In the face of all of this need, many of us have to choose very carefully and meaningfully the causes we take part in. We know that we have to put guilt aside and list the important efforts that we can best lend our talents and most effectively apply our precious time to. It makes sense to participate in the matters that hit close to home. I am often reminded of Mother Teresa (who spent her life serving the poorest of the poor in India), when asked what others could do to promote world peace, she famously said, “Go home and love your family.” I have always taken that to mean, firstly, you can make the biggest impact on the world by impacting your most fundamental sphere of influence and, secondly, first things first.
In a very important way, Mother Teresa’s edict helps us slog through the worthy causes piling up in the mailbox and guides us to navigate toward a good fit versus the temptation of other attractive options that may not really suit us well.
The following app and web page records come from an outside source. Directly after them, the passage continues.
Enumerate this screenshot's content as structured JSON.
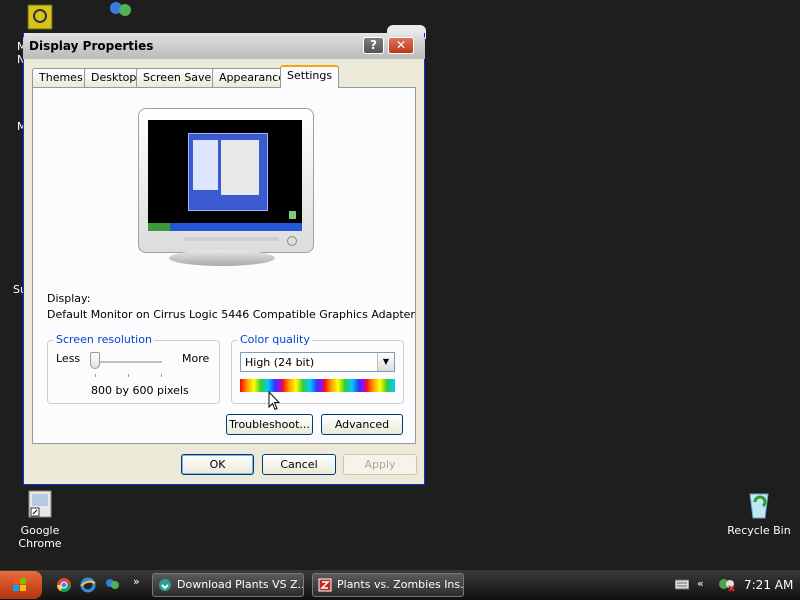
{
  "desktop": {
    "icons": [
      {
        "label": "Google Chrome",
        "icon": "chrome-shortcut-icon"
      },
      {
        "label": "Recycle Bin",
        "icon": "recycle-bin-icon"
      }
    ],
    "partial_labels": [
      "M",
      "N",
      "M",
      "Su"
    ]
  },
  "window": {
    "title": "Display Properties",
    "help_label": "?",
    "close_label": "✕",
    "tabs": [
      {
        "label": "Themes"
      },
      {
        "label": "Desktop"
      },
      {
        "label": "Screen Saver"
      },
      {
        "label": "Appearance"
      },
      {
        "label": "Settings",
        "active": true
      }
    ],
    "display_label": "Display:",
    "display_value": "Default Monitor on Cirrus Logic 5446 Compatible Graphics Adapter",
    "resolution": {
      "legend": "Screen resolution",
      "less": "Less",
      "more": "More",
      "value_text": "800 by 600 pixels",
      "slider_level": 0
    },
    "color_quality": {
      "legend": "Color quality",
      "selected": "High (24 bit)"
    },
    "buttons": {
      "troubleshoot": "Troubleshoot...",
      "advanced": "Advanced",
      "ok": "OK",
      "cancel": "Cancel",
      "apply": "Apply"
    }
  },
  "taskbar": {
    "tasks": [
      {
        "label": "Download Plants VS Z..."
      },
      {
        "label": "Plants vs. Zombies Ins..."
      }
    ],
    "quicklaunch_more": "»",
    "tray_expand": "«",
    "clock": "7:21 AM"
  },
  "colors": {
    "accent": "#0046d5",
    "active_tab": "#f9a50f",
    "start_button": "#d24a1c"
  }
}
Some causes are so sexy! They come with glittering galas and high profile events. They provide on and offline attention. They make us look smart and cool and hip and cutting edge. These types of charity choices, as worthy as they are, may distract us from the less high profile ones that may fit our energies better.
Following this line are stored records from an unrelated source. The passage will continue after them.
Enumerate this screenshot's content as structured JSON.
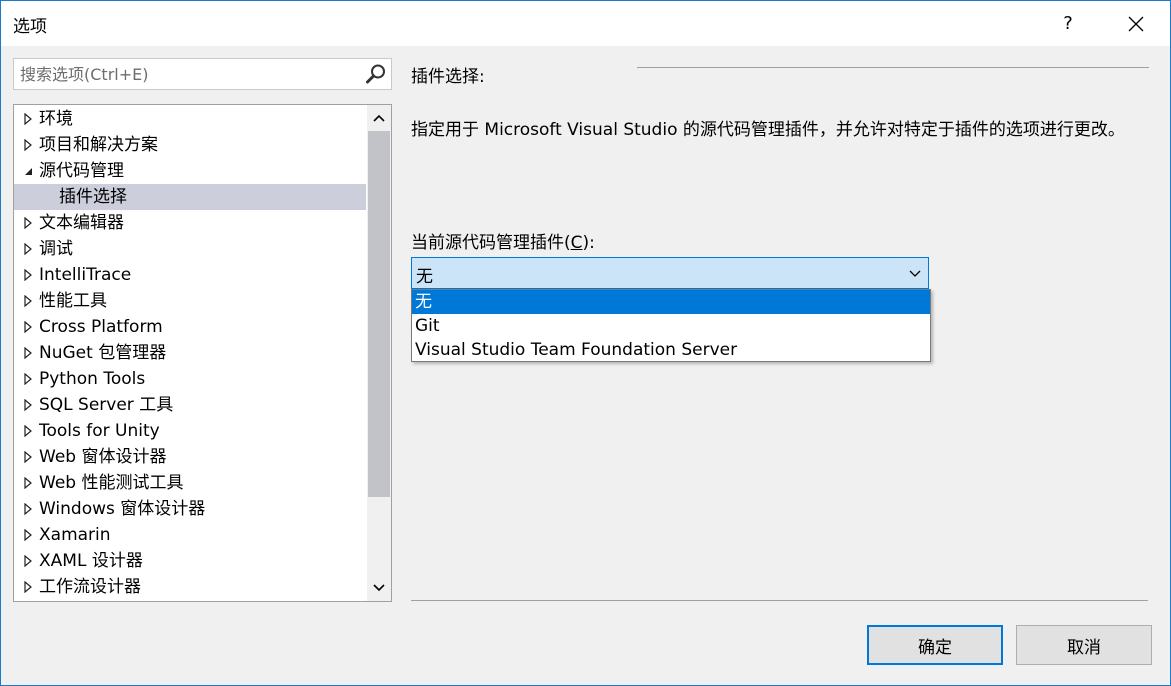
{
  "window": {
    "title": "选项",
    "help_label": "?"
  },
  "search": {
    "placeholder": "搜索选项(Ctrl+E)"
  },
  "tree": {
    "items": [
      {
        "label": "环境",
        "expanded": false,
        "child": false,
        "selected": false
      },
      {
        "label": "项目和解决方案",
        "expanded": false,
        "child": false,
        "selected": false
      },
      {
        "label": "源代码管理",
        "expanded": true,
        "child": false,
        "selected": false
      },
      {
        "label": "插件选择",
        "expanded": false,
        "child": true,
        "selected": true
      },
      {
        "label": "文本编辑器",
        "expanded": false,
        "child": false,
        "selected": false
      },
      {
        "label": "调试",
        "expanded": false,
        "child": false,
        "selected": false
      },
      {
        "label": "IntelliTrace",
        "expanded": false,
        "child": false,
        "selected": false
      },
      {
        "label": "性能工具",
        "expanded": false,
        "child": false,
        "selected": false
      },
      {
        "label": "Cross Platform",
        "expanded": false,
        "child": false,
        "selected": false
      },
      {
        "label": "NuGet 包管理器",
        "expanded": false,
        "child": false,
        "selected": false
      },
      {
        "label": "Python Tools",
        "expanded": false,
        "child": false,
        "selected": false
      },
      {
        "label": "SQL Server 工具",
        "expanded": false,
        "child": false,
        "selected": false
      },
      {
        "label": "Tools for Unity",
        "expanded": false,
        "child": false,
        "selected": false
      },
      {
        "label": "Web 窗体设计器",
        "expanded": false,
        "child": false,
        "selected": false
      },
      {
        "label": "Web 性能测试工具",
        "expanded": false,
        "child": false,
        "selected": false
      },
      {
        "label": "Windows 窗体设计器",
        "expanded": false,
        "child": false,
        "selected": false
      },
      {
        "label": "Xamarin",
        "expanded": false,
        "child": false,
        "selected": false
      },
      {
        "label": "XAML 设计器",
        "expanded": false,
        "child": false,
        "selected": false
      },
      {
        "label": "工作流设计器",
        "expanded": false,
        "child": false,
        "selected": false
      }
    ]
  },
  "panel": {
    "header": "插件选择:",
    "description": "指定用于 Microsoft Visual Studio 的源代码管理插件，并允许对特定于插件的选项进行更改。",
    "field_label_pre": "当前源代码管理插件(",
    "field_label_key": "C",
    "field_label_post": "):",
    "combo_value": "无",
    "options": [
      "无",
      "Git",
      "Visual Studio Team Foundation Server"
    ]
  },
  "buttons": {
    "ok": "确定",
    "cancel": "取消"
  },
  "colors": {
    "accent": "#0078d7",
    "selection": "#cccedb",
    "window_border": "#1979ca"
  }
}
For me, Mom’s Clean Air Force has been a powerful way of following Mother’s Teresa’s advice. I’ve talked a lot about my household of respiratory-challenged children and spouse, and how we are impacted on a daily basis by the air we breathe. Through my work with MCAF, I have learned that my household is in very good company, as asthma and respiratory problems are not only a quiet epidemic in the African-American community, but a significant cause of illness, hospitalization and premature death for everybody. This issue cuts a wide path across the political spectrum, touching on how this country addresses the environment, health care, federal spending and social inequalities.
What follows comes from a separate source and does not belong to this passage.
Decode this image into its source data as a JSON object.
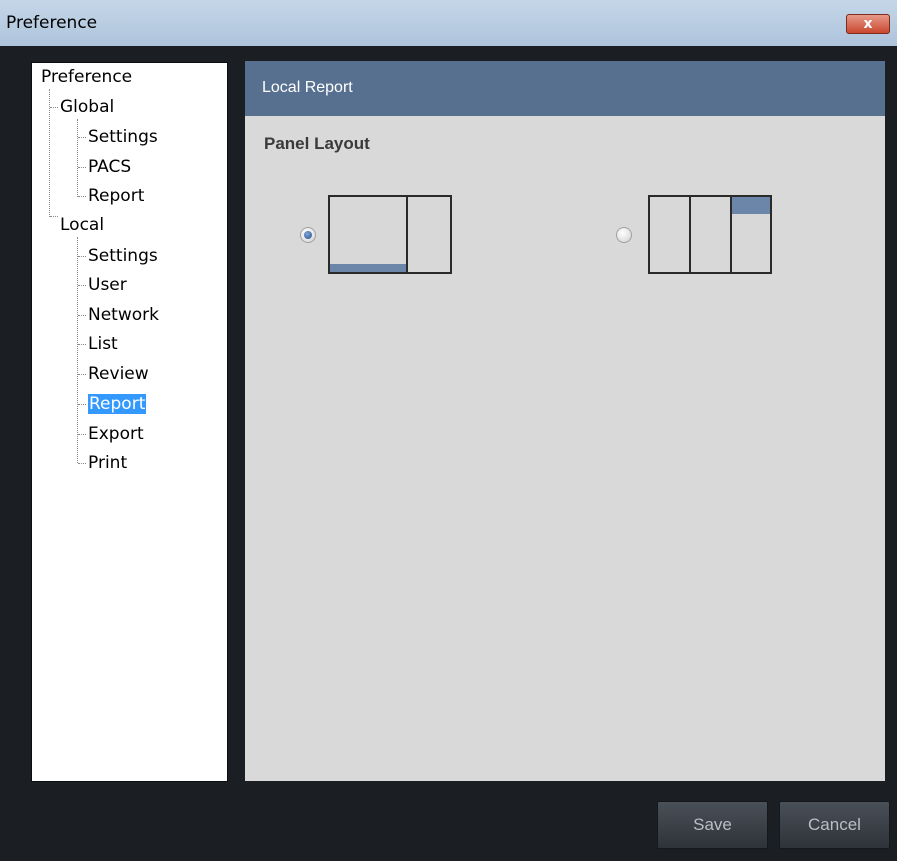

And so I know that the little part I play in spreading the word about the EPA’s efforts to enforce the Clean Air Act (with, for example, its fight to pass its Mercury Standards and Toxics Rules and the Cross-State Air Pollution Rule); the impact of pollution on the health of adults and children; and the unethical and misleading ways the energy industry and legislators avoid cleaning up the air – are important to my family. But, air pollution reverberates out to impact my neighborhood, state and nation. In a sense, our efforts to get others to join our clean air cause should be easy. We have never asked for money or fundraising. And even though our end-of-year plea does not come with a tax deduction, it is a simple ask. All we are requesting is this: